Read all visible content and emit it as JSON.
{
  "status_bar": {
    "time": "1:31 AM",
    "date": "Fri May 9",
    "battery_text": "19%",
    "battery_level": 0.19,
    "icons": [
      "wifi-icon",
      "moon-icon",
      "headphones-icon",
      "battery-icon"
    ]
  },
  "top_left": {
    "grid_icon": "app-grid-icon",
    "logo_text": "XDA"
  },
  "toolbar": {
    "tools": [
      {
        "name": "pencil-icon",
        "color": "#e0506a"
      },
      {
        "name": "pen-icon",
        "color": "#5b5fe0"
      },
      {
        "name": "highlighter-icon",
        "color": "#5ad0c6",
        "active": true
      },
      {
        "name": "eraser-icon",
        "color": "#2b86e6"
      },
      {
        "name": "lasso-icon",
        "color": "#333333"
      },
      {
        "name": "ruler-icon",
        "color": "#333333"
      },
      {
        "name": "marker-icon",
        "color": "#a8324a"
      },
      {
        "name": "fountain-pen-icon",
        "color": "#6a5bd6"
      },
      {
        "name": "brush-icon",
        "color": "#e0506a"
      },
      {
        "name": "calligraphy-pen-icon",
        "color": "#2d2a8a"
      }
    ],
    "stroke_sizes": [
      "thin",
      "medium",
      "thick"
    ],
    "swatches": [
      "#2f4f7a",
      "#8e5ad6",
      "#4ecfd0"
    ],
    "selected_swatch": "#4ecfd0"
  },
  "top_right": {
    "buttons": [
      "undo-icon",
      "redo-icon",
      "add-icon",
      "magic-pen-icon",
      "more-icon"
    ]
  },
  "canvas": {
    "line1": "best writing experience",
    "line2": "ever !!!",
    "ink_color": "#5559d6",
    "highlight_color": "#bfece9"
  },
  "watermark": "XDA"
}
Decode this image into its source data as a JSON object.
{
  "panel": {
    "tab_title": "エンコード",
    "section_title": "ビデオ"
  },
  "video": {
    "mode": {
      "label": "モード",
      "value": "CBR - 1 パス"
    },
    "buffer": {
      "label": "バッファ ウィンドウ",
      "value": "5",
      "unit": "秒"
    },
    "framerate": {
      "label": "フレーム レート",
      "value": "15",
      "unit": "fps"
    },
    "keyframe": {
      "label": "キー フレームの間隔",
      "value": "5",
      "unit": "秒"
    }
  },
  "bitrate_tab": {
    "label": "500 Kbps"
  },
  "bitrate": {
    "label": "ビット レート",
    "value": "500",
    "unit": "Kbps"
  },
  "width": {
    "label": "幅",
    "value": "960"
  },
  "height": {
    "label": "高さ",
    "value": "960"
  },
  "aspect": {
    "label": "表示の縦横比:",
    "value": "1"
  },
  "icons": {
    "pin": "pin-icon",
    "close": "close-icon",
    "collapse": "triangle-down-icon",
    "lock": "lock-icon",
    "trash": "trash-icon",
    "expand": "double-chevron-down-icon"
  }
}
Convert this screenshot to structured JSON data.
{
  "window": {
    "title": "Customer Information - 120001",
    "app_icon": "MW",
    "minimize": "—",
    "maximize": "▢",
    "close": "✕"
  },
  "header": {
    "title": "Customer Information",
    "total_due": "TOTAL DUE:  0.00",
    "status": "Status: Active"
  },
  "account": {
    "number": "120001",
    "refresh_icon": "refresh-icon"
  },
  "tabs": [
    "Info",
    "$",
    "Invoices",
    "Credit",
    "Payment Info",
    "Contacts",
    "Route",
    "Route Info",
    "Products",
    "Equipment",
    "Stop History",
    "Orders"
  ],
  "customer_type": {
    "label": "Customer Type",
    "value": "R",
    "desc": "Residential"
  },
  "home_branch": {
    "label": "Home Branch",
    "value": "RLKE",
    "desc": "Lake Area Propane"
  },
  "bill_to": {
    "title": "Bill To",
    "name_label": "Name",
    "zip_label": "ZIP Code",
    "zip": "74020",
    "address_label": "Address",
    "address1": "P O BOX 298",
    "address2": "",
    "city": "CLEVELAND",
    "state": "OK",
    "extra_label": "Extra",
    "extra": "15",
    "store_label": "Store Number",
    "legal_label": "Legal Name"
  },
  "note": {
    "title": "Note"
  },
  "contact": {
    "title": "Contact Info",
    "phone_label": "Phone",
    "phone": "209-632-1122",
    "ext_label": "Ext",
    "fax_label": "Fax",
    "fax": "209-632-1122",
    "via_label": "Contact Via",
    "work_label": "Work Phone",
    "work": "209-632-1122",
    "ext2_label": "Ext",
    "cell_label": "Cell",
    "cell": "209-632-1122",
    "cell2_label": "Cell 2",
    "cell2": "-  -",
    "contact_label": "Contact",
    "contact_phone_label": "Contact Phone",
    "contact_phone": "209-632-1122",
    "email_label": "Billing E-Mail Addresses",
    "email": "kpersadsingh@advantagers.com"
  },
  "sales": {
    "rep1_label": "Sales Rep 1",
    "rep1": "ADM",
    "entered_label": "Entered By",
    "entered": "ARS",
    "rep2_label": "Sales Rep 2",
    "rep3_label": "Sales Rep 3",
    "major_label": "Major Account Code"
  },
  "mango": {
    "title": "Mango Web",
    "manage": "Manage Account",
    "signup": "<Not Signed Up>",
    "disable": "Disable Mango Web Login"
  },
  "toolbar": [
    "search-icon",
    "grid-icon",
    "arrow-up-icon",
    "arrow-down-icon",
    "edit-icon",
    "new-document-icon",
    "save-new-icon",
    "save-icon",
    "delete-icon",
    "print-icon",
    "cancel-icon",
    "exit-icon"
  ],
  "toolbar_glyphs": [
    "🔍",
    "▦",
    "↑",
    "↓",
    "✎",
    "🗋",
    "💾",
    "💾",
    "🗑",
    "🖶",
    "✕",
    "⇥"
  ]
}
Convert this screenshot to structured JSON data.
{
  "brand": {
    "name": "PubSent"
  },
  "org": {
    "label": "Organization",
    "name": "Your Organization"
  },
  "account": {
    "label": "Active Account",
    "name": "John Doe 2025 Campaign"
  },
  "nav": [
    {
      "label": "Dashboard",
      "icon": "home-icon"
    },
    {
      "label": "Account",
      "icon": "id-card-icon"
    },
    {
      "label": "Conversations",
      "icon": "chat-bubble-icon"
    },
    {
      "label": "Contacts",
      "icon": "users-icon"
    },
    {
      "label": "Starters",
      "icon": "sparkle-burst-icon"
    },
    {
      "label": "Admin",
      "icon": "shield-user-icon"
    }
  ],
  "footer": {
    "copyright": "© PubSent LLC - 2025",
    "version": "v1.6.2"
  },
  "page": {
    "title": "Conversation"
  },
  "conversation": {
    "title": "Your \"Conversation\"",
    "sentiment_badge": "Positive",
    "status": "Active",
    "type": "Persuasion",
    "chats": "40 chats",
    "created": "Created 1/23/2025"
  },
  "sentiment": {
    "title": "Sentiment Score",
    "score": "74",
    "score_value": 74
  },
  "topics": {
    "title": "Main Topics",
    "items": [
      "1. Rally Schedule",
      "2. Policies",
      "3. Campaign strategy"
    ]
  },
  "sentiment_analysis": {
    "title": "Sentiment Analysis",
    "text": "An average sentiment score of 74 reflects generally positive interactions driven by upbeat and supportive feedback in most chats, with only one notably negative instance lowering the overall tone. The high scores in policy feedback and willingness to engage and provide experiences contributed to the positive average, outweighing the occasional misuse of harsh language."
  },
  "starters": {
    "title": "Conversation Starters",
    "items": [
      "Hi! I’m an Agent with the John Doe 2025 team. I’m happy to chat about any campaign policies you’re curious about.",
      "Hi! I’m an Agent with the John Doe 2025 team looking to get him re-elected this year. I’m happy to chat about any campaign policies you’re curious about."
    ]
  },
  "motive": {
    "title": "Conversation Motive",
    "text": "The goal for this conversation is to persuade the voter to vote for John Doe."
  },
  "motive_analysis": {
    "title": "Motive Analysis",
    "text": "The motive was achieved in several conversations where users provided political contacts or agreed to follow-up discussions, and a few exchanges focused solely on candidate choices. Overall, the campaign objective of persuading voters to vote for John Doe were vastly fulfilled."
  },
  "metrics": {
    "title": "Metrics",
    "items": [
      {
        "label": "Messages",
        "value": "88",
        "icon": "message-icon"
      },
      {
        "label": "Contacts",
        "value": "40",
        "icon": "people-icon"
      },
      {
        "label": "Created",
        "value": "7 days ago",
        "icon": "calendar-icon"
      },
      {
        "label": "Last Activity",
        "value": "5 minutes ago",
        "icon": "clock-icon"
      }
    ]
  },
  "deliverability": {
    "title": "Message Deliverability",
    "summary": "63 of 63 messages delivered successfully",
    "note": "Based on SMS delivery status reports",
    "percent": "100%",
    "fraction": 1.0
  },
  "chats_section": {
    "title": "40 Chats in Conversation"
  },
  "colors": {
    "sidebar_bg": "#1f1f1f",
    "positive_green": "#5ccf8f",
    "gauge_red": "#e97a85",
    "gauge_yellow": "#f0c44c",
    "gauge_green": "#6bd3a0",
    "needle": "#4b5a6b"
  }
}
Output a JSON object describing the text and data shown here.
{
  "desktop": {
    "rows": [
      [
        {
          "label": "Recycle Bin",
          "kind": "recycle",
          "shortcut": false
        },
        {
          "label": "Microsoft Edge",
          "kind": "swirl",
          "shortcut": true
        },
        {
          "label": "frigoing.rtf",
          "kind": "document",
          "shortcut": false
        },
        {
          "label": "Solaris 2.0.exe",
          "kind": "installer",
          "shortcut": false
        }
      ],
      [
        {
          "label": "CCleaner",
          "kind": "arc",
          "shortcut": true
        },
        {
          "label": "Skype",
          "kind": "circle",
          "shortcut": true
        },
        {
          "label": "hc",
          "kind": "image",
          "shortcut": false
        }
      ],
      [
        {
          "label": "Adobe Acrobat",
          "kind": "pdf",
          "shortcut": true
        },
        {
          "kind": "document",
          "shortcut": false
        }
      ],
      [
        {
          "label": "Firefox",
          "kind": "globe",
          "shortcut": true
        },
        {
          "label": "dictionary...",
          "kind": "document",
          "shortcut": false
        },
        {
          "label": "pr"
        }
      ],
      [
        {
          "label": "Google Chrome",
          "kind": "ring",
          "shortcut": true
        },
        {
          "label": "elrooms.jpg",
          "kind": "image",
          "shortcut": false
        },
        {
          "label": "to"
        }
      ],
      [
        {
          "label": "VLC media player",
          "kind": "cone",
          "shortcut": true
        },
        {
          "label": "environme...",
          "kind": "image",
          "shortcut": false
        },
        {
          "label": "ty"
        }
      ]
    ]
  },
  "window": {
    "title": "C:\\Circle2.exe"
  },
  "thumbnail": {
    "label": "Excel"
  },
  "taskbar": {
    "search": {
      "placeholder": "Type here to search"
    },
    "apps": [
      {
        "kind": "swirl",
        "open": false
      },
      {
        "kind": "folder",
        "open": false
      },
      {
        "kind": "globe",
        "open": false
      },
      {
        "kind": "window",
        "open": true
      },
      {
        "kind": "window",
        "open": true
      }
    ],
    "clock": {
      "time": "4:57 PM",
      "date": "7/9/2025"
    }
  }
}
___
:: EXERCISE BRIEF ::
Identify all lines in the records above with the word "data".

:: EXERCISE ANSWER ::
Decode this image into its source data as a JSON object.
Convert this screenshot to structured JSON data.
Convert this screenshot to structured JSON data.
Output a JSON object describing the text and data shown here.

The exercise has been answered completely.